    primary key(sid, bid, day) )

    cluster sailor_reserves(sid);

    • A second table is added to the cluster

Types of optimizers
Types of Optimizers

  • There are different modes for the optimizer

  • RULE: Rule-based optimizer (RBO)

    • deprecated

  • CHOOSE: Cost-based optimizer (CBO); picks a plan based on statistics (e.g. number of rows in a table, number of distinct keys in an index)

    • Need to analyze the data in the database using analyze command

ALTER SESSION SET optimizer_mode = {choose|rule|first_rows(_n)|all_rows}

Types of optimizers1
Types of Optimizers

  • ALL_ROWS: execute the query so that all of the rows are returned as quickly as possible

    • Merge join

  • FIRST_ROWS(n): execute the query so that all of the first n rows are returned as quickly as possible

    • Block nested loop join

Analyzing the data
Analyzing the Data

analyze table | index

<table_name> | <index_name>

compute statistics |

estimate statistics [sample <integer>

rows | percent] |

delete statistics;

analyze table Sailors estimate statistics sample 25 percent;

Viewing the execution plan option 1
Viewing the Execution Plan(Option 1)
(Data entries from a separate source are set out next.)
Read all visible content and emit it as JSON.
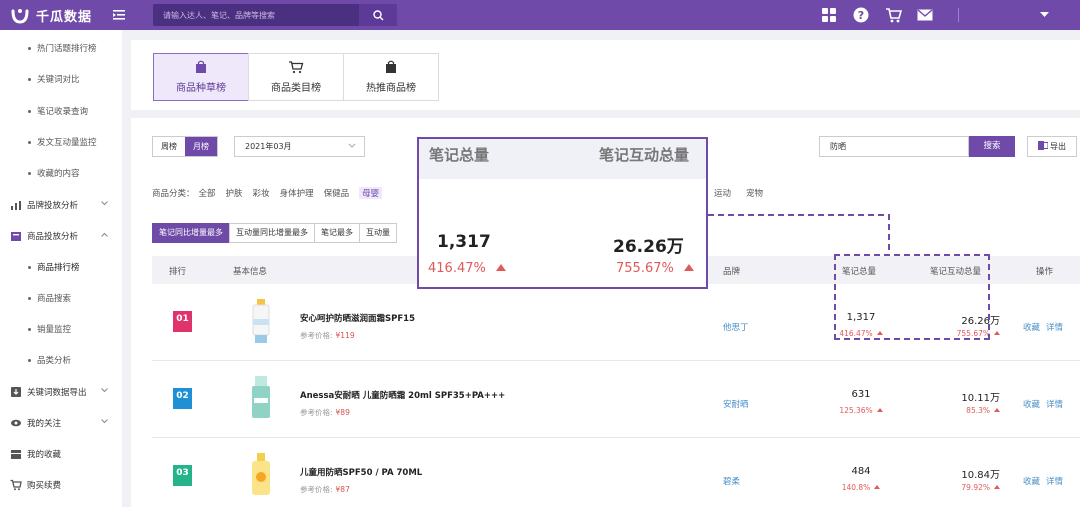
{
  "app": {
    "brand": "千瓜数据"
  },
  "search": {
    "placeholder": "请输入达人、笔记、品牌等搜索"
  },
  "sidebar": {
    "items": [
      {
        "label": "热门话题排行榜",
        "type": "sub"
      },
      {
        "label": "关键词对比",
        "type": "sub"
      },
      {
        "label": "笔记收录查询",
        "type": "sub"
      },
      {
        "label": "发文互动量监控",
        "type": "sub"
      },
      {
        "label": "收藏的内容",
        "type": "sub"
      },
      {
        "label": "品牌投放分析",
        "type": "group"
      },
      {
        "label": "商品投放分析",
        "type": "group"
      },
      {
        "label": "商品排行榜",
        "type": "sub"
      },
      {
        "label": "商品搜索",
        "type": "sub"
      },
      {
        "label": "销量监控",
        "type": "sub"
      },
      {
        "label": "品类分析",
        "type": "sub"
      },
      {
        "label": "关键词数据导出",
        "type": "group"
      },
      {
        "label": "我的关注",
        "type": "group"
      },
      {
        "label": "我的收藏",
        "type": "group"
      },
      {
        "label": "购买续费",
        "type": "group"
      }
    ]
  },
  "top_tabs": [
    {
      "label": "商品种草榜",
      "active": true,
      "icon": "shopping-bag-icon"
    },
    {
      "label": "商品类目榜",
      "active": false,
      "icon": "cart-icon"
    },
    {
      "label": "热推商品榜",
      "active": false,
      "icon": "bag-icon"
    }
  ],
  "filters": {
    "period_week": "周榜",
    "period_month": "月榜",
    "month_value": "2021年03月",
    "keyword_value": "防晒",
    "search_label": "搜索",
    "export_label": "导出"
  },
  "categories": {
    "label": "商品分类：",
    "items": [
      "全部",
      "护肤",
      "彩妆",
      "身体护理",
      "保健品",
      "母婴"
    ],
    "active": "母婴",
    "tail": [
      "运动",
      "宠物"
    ]
  },
  "sort_tabs": [
    "笔记同比增量最多",
    "互动量同比增量最多",
    "笔记最多",
    "互动量"
  ],
  "table": {
    "headers": {
      "rank": "排行",
      "info": "基本信息",
      "brand": "品牌",
      "notes": "笔记总量",
      "interactions": "笔记互动总量",
      "ops": "操作"
    },
    "price_label": "参考价格:",
    "op_fav": "收藏",
    "op_detail": "详情",
    "rows": [
      {
        "rank": "01",
        "name": "安心呵护防晒滋润面霜SPF15",
        "price": "¥119",
        "brand": "他思丁",
        "notes": "1,317",
        "notes_pct": "416.47%",
        "inter": "26.26万",
        "inter_pct": "755.67%",
        "badge": "#e0336b"
      },
      {
        "rank": "02",
        "name": "Anessa安耐晒 儿童防晒霜 20ml SPF35+PA+++",
        "price": "¥89",
        "brand": "安耐晒",
        "notes": "631",
        "notes_pct": "125.36%",
        "inter": "10.11万",
        "inter_pct": "85.3%",
        "badge": "#1f8fd6"
      },
      {
        "rank": "03",
        "name": "儿童用防晒SPF50 / PA 70ML",
        "price": "¥87",
        "brand": "碧柔",
        "notes": "484",
        "notes_pct": "140.8%",
        "inter": "10.84万",
        "inter_pct": "79.92%",
        "badge": "#24b38a"
      }
    ]
  },
  "callout": {
    "h1": "笔记总量",
    "h2": "笔记互动总量",
    "v1": "1,317",
    "p1": "416.47%",
    "v2": "26.26万",
    "p2": "755.67%"
  },
  "colors": {
    "accent": "#6f4aa8",
    "up": "#e05a5a",
    "link": "#4a90c8"
  }
}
  • You need a PLAN_TABLE table. So, the first time that you want to see execution plans, run the command:

  • Set autotrace on to see all plans
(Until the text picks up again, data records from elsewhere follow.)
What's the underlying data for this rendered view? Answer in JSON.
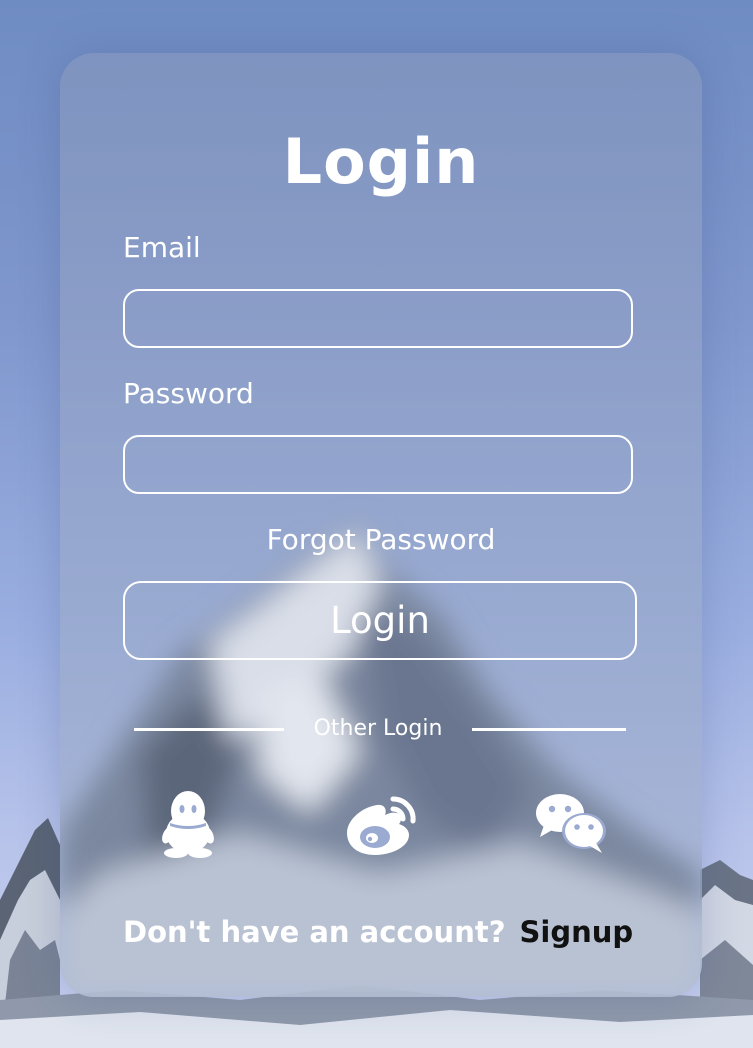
{
  "colors": {
    "text": "#ffffff",
    "signup_link": "#111111",
    "sky": "#7f97cd"
  },
  "login": {
    "title": "Login",
    "email_label": "Email",
    "email_value": "",
    "password_label": "Password",
    "password_value": "",
    "forgot_password": "Forgot Password",
    "login_button": "Login",
    "other_login": "Other Login",
    "social_icons": [
      "qq-icon",
      "weibo-icon",
      "wechat-icon"
    ],
    "no_account": "Don't have an account?",
    "signup": "Signup"
  }
}
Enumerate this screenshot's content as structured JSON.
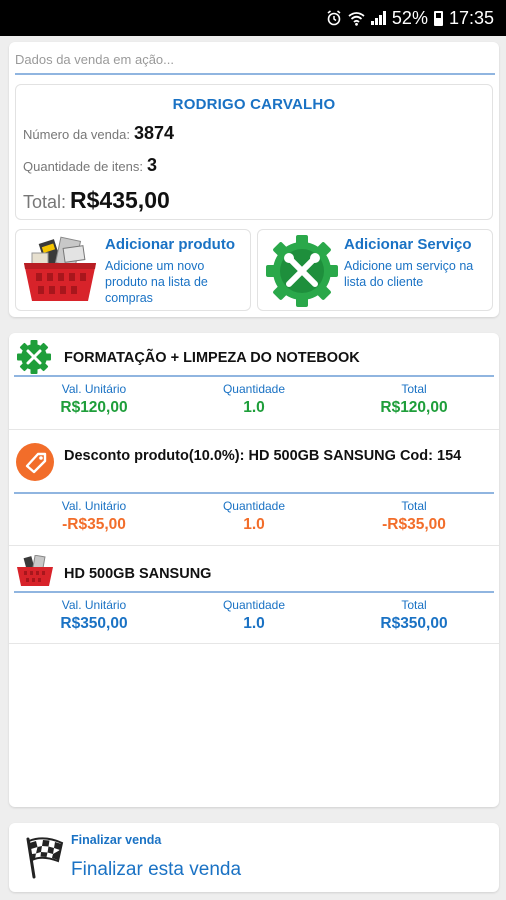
{
  "status_bar": {
    "icons": [
      "alarm-icon",
      "wifi-icon",
      "signal-icon",
      "battery-icon"
    ],
    "battery": "52%",
    "time": "17:35"
  },
  "sale": {
    "section_hint": "Dados da venda em ação...",
    "client_name": "RODRIGO CARVALHO",
    "number_label": "Número da venda:",
    "number": "3874",
    "items_label": "Quantidade de itens:",
    "items": "3",
    "total_label": "Total:",
    "total": "R$435,00"
  },
  "actions": {
    "add_product": {
      "title": "Adicionar produto",
      "desc": "Adicione um novo produto na lista de compras",
      "icon": "shopping-basket-icon"
    },
    "add_service": {
      "title": "Adicionar Serviço",
      "desc": "Adicione um serviço na lista do cliente",
      "icon": "service-gear-tools-icon"
    }
  },
  "column_headers": {
    "unit": "Val. Unitário",
    "qty": "Quantidade",
    "total": "Total"
  },
  "items": [
    {
      "title": "FORMATAÇÃO + LIMPEZA DO NOTEBOOK",
      "unit": "R$120,00",
      "qty": "1.0",
      "total": "R$120,00",
      "icon": "service-gear-icon",
      "color": "#1e9e3a"
    },
    {
      "title": "Desconto produto(10.0%): HD 500GB SANSUNG Cod: 154",
      "unit": "-R$35,00",
      "qty": "1.0",
      "total": "-R$35,00",
      "icon": "discount-tag-icon",
      "color": "#f26d2a"
    },
    {
      "title": "HD 500GB SANSUNG",
      "unit": "R$350,00",
      "qty": "1.0",
      "total": "R$350,00",
      "icon": "product-basket-icon",
      "color": "#1a72c4"
    }
  ],
  "finish": {
    "label": "Finalizar venda",
    "action": "Finalizar esta venda",
    "icon": "checkered-flag-icon"
  },
  "colors": {
    "accent": "#1a72c4",
    "service_green": "#1e9e3a",
    "discount_orange": "#f26d2a",
    "divider_blue": "#90b5e0"
  }
}
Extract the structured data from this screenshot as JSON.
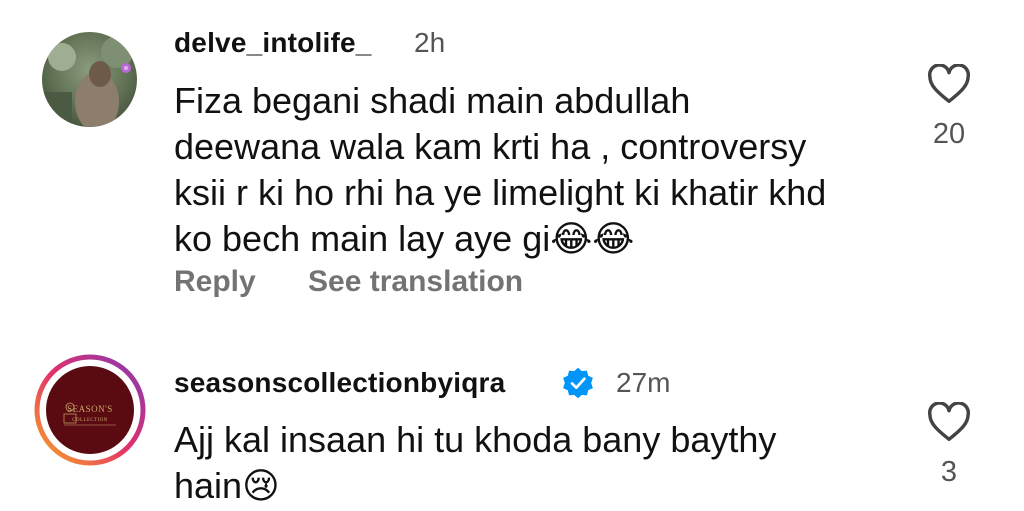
{
  "comments": [
    {
      "username": "delve_intolife_",
      "time": "2h",
      "lines": [
        "Fiza begani shadi main abdullah",
        "deewana wala kam krti ha , controversy",
        "ksii r ki ho rhi ha ye limelight ki khatir khd",
        "ko bech main lay aye gi"
      ],
      "emoji": [
        "😂",
        "😂"
      ],
      "emoji_icon": "face-with-tears-of-joy-icon",
      "like_count": "20",
      "reply_label": "Reply",
      "translate_label": "See translation"
    },
    {
      "username": "seasonscollectionbyiqra",
      "verified": true,
      "time": "27m",
      "lines": [
        "Ajj kal insaan hi tu khoda bany baythy",
        "hain"
      ],
      "emoji": [
        "😢"
      ],
      "emoji_icon": "crying-face-icon",
      "like_count": "3",
      "avatar_logo_text": "SEASON'S COLLECTION"
    }
  ],
  "colors": {
    "verified": "#0095f6",
    "story_ring_start": "#f9a825",
    "story_ring_mid": "#e1306c",
    "story_ring_end": "#833ab4",
    "logo_bg": "#5a0b12",
    "logo_gold": "#c9a86a"
  }
}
    • Display the execution path for each query, after being executed


Viewing the execution plan option 2
Viewing the Execution Plan (Option 2)
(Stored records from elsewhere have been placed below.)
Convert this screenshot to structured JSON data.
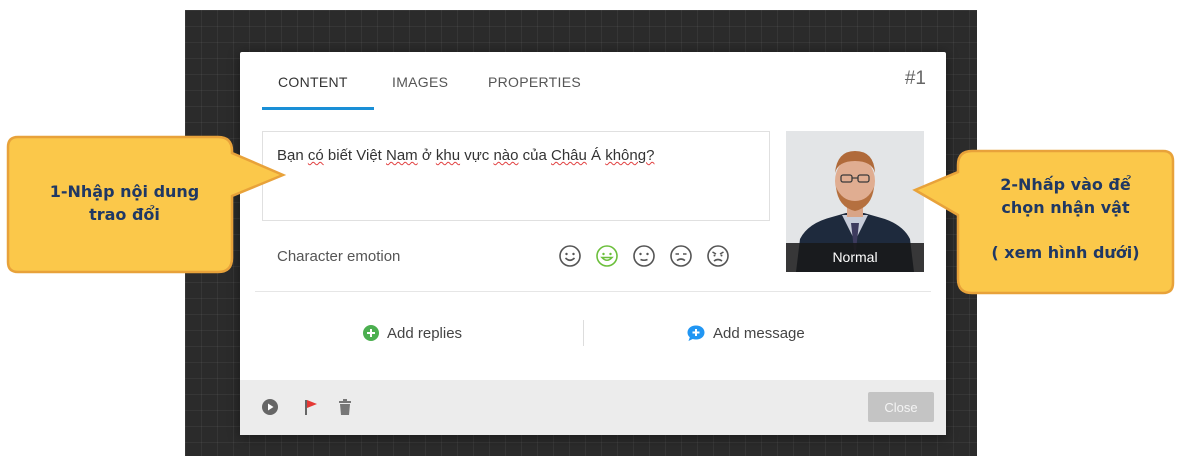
{
  "dialog": {
    "tabs": [
      {
        "label": "CONTENT",
        "active": true
      },
      {
        "label": "IMAGES",
        "active": false
      },
      {
        "label": "PROPERTIES",
        "active": false
      }
    ],
    "number": "#1"
  },
  "content": {
    "text_value": "Bạn có biết Việt Nam ở khu vực nào của Châu Á không?",
    "emotion_label": "Character emotion",
    "emotions": [
      {
        "icon": "smile-face-icon",
        "selected": false
      },
      {
        "icon": "happy-face-icon",
        "selected": true,
        "color": "#6cbf3c"
      },
      {
        "icon": "neutral-face-icon",
        "selected": false
      },
      {
        "icon": "sad-face-icon",
        "selected": false
      },
      {
        "icon": "angry-face-icon",
        "selected": false
      }
    ],
    "character_label": "Normal"
  },
  "actions": {
    "add_replies": "Add replies",
    "add_message": "Add message",
    "add_replies_color": "#4caf50",
    "add_message_color": "#2196f3"
  },
  "footer": {
    "close_label": "Close",
    "icons": [
      "play-icon",
      "flag-icon",
      "trash-icon"
    ],
    "flag_color": "#e53935"
  },
  "callouts": {
    "left_line1": "1-Nhập nội dung",
    "left_line2": "trao đổi",
    "right_line1": "2-Nhấp vào để",
    "right_line2": "chọn nhận vật",
    "right_line3": "( xem hình dưới)",
    "fill_color": "#fbc84a",
    "border_color": "#e8a23a",
    "text_color": "#1f3864"
  }
}
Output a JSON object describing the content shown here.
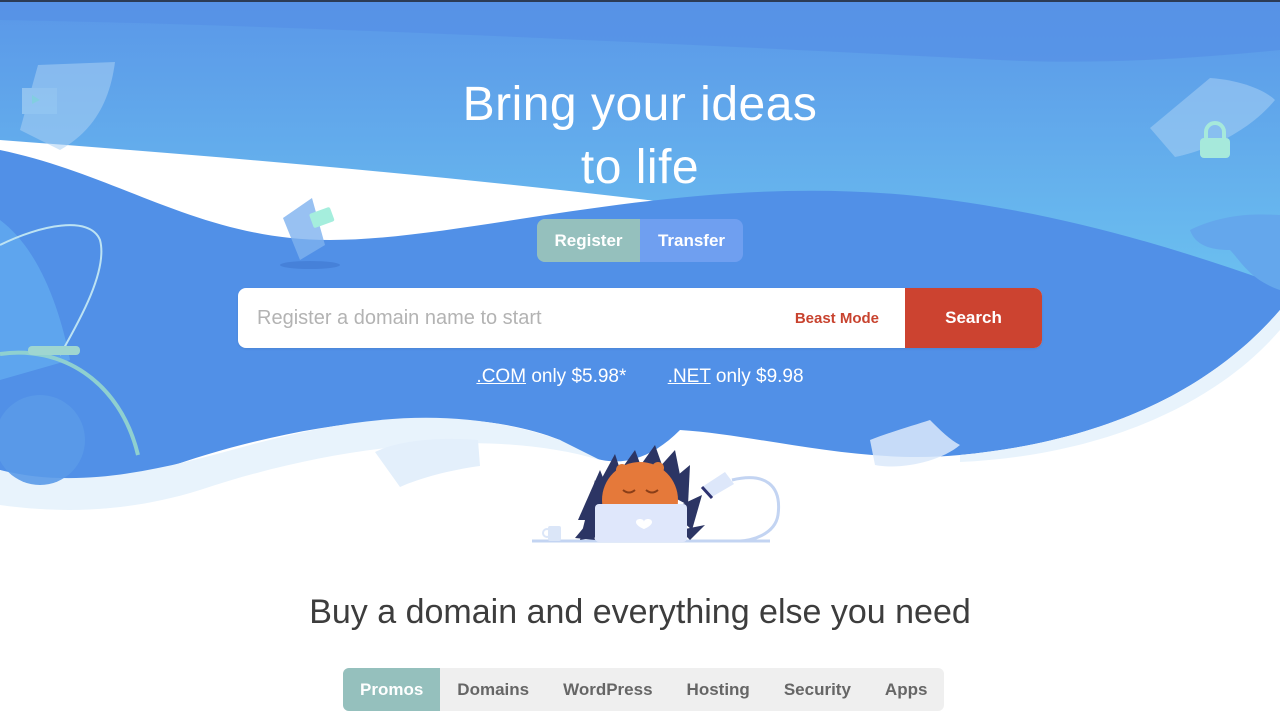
{
  "colors": {
    "hero_blue": "#5190e7",
    "hero_light_blue": "#67bdef",
    "accent_teal": "#95c0bd",
    "search_red": "#cc4330",
    "beast_mode_red": "#c8432f",
    "tabs_bg": "#efefef"
  },
  "hero": {
    "title_line1": "Bring your ideas",
    "title_line2": "to life",
    "mode_toggle": [
      {
        "label": "Register",
        "active": true
      },
      {
        "label": "Transfer",
        "active": false
      }
    ],
    "search": {
      "placeholder": "Register a domain name to start",
      "value": "",
      "beast_mode_label": "Beast Mode",
      "search_label": "Search"
    },
    "promos": [
      {
        "tld": ".COM",
        "text": "only $5.98*"
      },
      {
        "tld": ".NET",
        "text": "only $9.98"
      }
    ],
    "illustration": {
      "icons": [
        "hedgehog-mascot",
        "laptop-icon",
        "desk-lamp-icon",
        "coffee-mug-icon",
        "browser-window-icon",
        "envelope-icon",
        "padlock-icon",
        "desk-fan-icon"
      ]
    }
  },
  "section": {
    "title": "Buy a domain and everything else you need",
    "tabs": [
      {
        "label": "Promos",
        "active": true
      },
      {
        "label": "Domains",
        "active": false
      },
      {
        "label": "WordPress",
        "active": false
      },
      {
        "label": "Hosting",
        "active": false
      },
      {
        "label": "Security",
        "active": false
      },
      {
        "label": "Apps",
        "active": false
      }
    ]
  }
}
explain plan set statement_id=‘<name>’

for <statement>

  • Another option:

explain plan

set statement_id='test'



FROM Sailors S

WHERE sname='Joe';

Select Plan_Table

Operations that access tables
Operations that Access Tables

  • TABLE ACCESS FULL: sequential table scan

    • Oracle optimizes by reading multiple blocks

    • Used whenever there is no where clause on a query

      select * from Sailors

  • TABLE ACCESS BY ROWID: access rows by their RowID values.

    • How do you get the rowid? From an index!

      select * from Sailors where sid > 10

Types of indexes
Types of Indexes

  • Unique: each row of the indexed table contains a unique value for the indexed column

  • Nonunique: the row’s indexed values can repeat

Operations that use indexes
Operations that Use Indexes

  • INDEX UNIQUE SCAN: Access of an index that is defined to be unique

  • INDEX RANGE SCAN: Access of an index that is not unique or access of a unique index for a range of values

When are indexes used not used
When are Indexes Used/Not Used?

  • If you set an indexed column equal to a value, e.g., sname = 'Jim'

  • If you specify a range of values for an indexed column, e.g., sname like 'J%'

    • sname like '%m': will not use an index

    • UPPER(sname) like 'J%' : will not use an index

    • sname is null: will not use an index, since null values are not stored in the index

    • sname is not null: will not use an index, since every value in the index would have to be accessed

When are indexes used cont
When are Indexes Used? (cont)

  • 2*age = 20: Index on age will not be used. Index on 2*age will be used.

  • sname != 'Jim': Index will not be used.

  • MIN and MAX functions: Index will be used

  • Equality of a column in a leading column of a multicolumn index. For example, suppose we have a multicolumn index on (sid, bid, day)

    • sid = 12: Can use the index

    • bid = 101: Cannot use the index

When are indexes used cont1
When are Indexes Used? (cont)

  • If the index is selective

    • A small number of records are associated with each distinct column value


  • You can give the optimizer hints about how to perform query evaluation

  • Hints are written in /*+ */ right after the select

  • Note: These are only hints. The oracle optimizer can choose to ignore your hints


  • FULL hint: tell the optimizer to perform a TABLE ACCESS FULL operation on the specified table

  • ROWID hint: tell the optimizer to perform a TABLE ACCESS BY ROWID operation on the specified table

  • INDEX hint: tells the optimizer to use an index-based scan on the specified table


Select /*+ FULL (sailors) */ sid

From sailors

Where sname=‘Joe’;

Select /*+ INDEX (sailors) */ sid

From sailors

Where sname=‘Joe’;

Select /*INDEX (sailors s_ind) */ sid

From sailors S, reserves R

Where S.sid=R.sid AND sname=‘Joe’;